CHICAGO (CN) - An Applebee's franchise must compensate servers and bartenders for services like dishwashing that they had to perform outside of their normal tipped work, a federal judge ruled.
AppleIllinois LLC operates 34 Applebee's Neighborhood Bar & Grill restaurants in Illinois.
It faces a federal class action from servers, bartenders and hostesses who claim that they often had to perform non-tipped work, such as dishwashing and cleaning.
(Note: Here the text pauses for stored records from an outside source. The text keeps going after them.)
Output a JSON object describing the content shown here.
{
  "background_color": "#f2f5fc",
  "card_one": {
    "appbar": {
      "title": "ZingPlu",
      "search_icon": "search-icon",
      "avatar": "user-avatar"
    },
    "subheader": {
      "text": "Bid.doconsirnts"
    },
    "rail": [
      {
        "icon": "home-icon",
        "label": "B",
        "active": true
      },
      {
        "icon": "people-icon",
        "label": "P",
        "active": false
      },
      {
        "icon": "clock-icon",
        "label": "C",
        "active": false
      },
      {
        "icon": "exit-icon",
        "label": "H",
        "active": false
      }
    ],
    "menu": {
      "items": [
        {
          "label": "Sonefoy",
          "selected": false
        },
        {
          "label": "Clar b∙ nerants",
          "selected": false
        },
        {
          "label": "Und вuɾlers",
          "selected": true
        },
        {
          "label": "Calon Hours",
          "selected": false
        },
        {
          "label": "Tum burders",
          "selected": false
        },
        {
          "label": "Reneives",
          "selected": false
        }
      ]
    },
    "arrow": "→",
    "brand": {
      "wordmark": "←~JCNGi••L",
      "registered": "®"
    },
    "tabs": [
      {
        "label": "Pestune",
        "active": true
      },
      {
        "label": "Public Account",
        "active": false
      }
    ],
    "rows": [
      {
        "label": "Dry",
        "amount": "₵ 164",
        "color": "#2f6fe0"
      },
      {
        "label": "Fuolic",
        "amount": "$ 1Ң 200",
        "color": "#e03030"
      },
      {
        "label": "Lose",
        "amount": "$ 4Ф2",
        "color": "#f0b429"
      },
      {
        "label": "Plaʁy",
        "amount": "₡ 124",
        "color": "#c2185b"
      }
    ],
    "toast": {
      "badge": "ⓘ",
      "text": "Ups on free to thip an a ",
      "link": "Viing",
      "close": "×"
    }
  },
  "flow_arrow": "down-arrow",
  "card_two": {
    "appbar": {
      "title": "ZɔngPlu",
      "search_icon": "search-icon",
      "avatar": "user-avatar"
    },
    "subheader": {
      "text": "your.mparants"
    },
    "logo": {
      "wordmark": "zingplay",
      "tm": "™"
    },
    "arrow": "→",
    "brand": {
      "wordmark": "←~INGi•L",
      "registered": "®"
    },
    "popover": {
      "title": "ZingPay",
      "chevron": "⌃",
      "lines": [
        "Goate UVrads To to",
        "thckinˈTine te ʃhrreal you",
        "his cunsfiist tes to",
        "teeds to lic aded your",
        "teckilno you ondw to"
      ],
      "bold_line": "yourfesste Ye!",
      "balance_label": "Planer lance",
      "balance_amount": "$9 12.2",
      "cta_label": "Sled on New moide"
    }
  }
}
Those these activities sometimes accounted for 20 percent of a shift, AppleIllinois did not pay the workers minimum wage for the time spent on these duties.
The workers also claimed they had to contribute 2.5 percent of sales per shift to a tip pool, which often exceeded 15 percent of total tips actually received.
U.S. District Judge Geraldine Brown certified the class in March 2010, and reaffirmedcertification after the Supreme Court's decision in Wal-Mart Stores v. Dukes, finding that the class met the new standard for commonality.
Brown sided with the Applebee's workers again Monday in a ruling for partial summary judgment.
"The evidence demonstrates that AppleIllinois employees working at tip credit rates did those duties for much longer periods of time than can be fairly characterized as occasional, incidental or insignificant," the 50-page decision states. "Rather, employees working at tip credit rates were regularly used instead of minimum wage workers to do those tasks."
"AppleIllinois' executives themselves recognize that some tasks are plainly outside a tipped occupation," Brown added. "For example, both [Curtis] Smith, the president of AppleIllinois, and [Scott] Cortner, its vice-president of human relations, stated that tipped employees should 'never' mop floors or clean bathrooms."
However, "it is striking how often the current employees (in declarations that were submitted by AppleIllinois) describe their regular duties as including the very things that the executives state should not be done by tipped employees: cleaning bathrooms including toilets, sinks, mirrors and urinals; wiping down walls; polishing paneling with Pledge or lemon oil; mopping or scrubbing floors; and loading the dishwasher," the decision states.
"In addition, they report doing other tasks that are so far removed from a tipped occupation that they cannot be reasonably regarded as 'related' duties as that term is used in the dual jobs regulation, for example: washing windows; cleaning chandeliers; picking up trash in the parking lot; taking out garbage; restocking bathrooms; and dumping and refilling the 'sani' bucket," Brown wrote (parentheses in original).
"The court concludes that plaintiffs have demonstrated that, as a regular practice, AppleIllinois employed its tipped workers in 'dual jobs,' that is, in both tipped and non-tipped occupations," she added.
"Contrary to AppleIllinois' fears, enforcing the dual jobs regulation does not prohibit 'a team-oriented approach to serving customers.' It simply requires that when tipped employees are also required to perform the work of minimum wage workers, they get paid the minimum wage."